• Aim of the exercise: Nothing but the line containing "What's the underlying" and the lines after it in the entries below should appear, each repeated exactly.

• Raw data:

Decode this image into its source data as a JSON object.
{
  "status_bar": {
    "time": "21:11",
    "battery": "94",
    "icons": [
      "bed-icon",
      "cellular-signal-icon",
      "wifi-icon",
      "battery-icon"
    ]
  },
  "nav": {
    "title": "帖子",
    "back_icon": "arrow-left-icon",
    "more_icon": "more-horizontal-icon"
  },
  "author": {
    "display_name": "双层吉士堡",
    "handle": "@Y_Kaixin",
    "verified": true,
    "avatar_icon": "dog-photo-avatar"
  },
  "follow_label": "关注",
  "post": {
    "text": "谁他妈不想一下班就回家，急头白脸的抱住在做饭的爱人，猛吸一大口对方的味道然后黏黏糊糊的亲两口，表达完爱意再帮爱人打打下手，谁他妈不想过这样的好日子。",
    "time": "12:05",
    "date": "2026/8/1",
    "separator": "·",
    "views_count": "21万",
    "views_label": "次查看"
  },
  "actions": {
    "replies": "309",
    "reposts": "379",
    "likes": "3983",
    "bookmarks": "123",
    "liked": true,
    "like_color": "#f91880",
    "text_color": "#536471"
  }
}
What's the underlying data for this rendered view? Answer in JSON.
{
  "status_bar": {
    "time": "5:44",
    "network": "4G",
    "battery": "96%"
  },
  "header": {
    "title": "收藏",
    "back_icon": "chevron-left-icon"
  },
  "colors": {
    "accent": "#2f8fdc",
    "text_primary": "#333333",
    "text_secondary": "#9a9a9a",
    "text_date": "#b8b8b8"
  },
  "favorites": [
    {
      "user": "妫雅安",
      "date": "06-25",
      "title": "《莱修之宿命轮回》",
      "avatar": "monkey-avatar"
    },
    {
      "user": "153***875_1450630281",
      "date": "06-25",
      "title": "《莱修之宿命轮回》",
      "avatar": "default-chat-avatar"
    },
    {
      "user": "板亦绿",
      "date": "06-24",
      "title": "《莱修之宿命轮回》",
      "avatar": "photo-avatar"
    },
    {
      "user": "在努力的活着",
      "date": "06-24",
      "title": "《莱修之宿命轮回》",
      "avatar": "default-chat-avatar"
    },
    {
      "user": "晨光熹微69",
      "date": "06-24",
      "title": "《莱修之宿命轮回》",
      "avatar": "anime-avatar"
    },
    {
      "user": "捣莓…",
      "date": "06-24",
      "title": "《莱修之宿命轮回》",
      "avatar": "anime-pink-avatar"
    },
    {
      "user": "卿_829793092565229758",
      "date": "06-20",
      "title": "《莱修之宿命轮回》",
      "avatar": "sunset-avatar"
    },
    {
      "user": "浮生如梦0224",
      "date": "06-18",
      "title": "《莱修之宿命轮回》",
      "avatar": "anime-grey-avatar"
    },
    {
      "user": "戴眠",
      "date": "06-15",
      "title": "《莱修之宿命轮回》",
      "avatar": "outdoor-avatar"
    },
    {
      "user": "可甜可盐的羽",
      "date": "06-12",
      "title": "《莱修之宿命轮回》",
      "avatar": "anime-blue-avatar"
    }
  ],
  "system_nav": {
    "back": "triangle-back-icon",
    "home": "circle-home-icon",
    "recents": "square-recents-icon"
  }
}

• Solution below:
What's the underlying data for this rendered view? Answer in JSON.
{
  "status_bar": {
    "time": "5:44",
    "network": "4G",
    "battery": "96%"
  },
  "header": {
    "title": "收藏",
    "back_icon": "chevron-left-icon"
  },
  "colors": {
    "accent": "#2f8fdc",
    "text_primary": "#333333",
    "text_secondary": "#9a9a9a",
    "text_date": "#b8b8b8"
  },
  "favorites": [
    {
      "user": "妫雅安",
      "date": "06-25",
      "title": "《莱修之宿命轮回》",
      "avatar": "monkey-avatar"
    },
    {
      "user": "153***875_1450630281",
      "date": "06-25",
      "title": "《莱修之宿命轮回》",
      "avatar": "default-chat-avatar"
    },
    {
      "user": "板亦绿",
      "date": "06-24",
      "title": "《莱修之宿命轮回》",
      "avatar": "photo-avatar"
    },
    {
      "user": "在努力的活着",
      "date": "06-24",
      "title": "《莱修之宿命轮回》",
      "avatar": "default-chat-avatar"
    },
    {
      "user": "晨光熹微69",
      "date": "06-24",
      "title": "《莱修之宿命轮回》",
      "avatar": "anime-avatar"
    },
    {
      "user": "捣莓…",
      "date": "06-24",
      "title": "《莱修之宿命轮回》",
      "avatar": "anime-pink-avatar"
    },
    {
      "user": "卿_829793092565229758",
      "date": "06-20",
      "title": "《莱修之宿命轮回》",
      "avatar": "sunset-avatar"
    },
    {
      "user": "浮生如梦0224",
      "date": "06-18",
      "title": "《莱修之宿命轮回》",
      "avatar": "anime-grey-avatar"
    },
    {
      "user": "戴眠",
      "date": "06-15",
      "title": "《莱修之宿命轮回》",
      "avatar": "outdoor-avatar"
    },
    {
      "user": "可甜可盐的羽",
      "date": "06-12",
      "title": "《莱修之宿命轮回》",
      "avatar": "anime-blue-avatar"
    }
  ],
  "system_nav": {
    "back": "triangle-back-icon",
    "home": "circle-home-icon",
    "recents": "square-recents-icon"
  }
}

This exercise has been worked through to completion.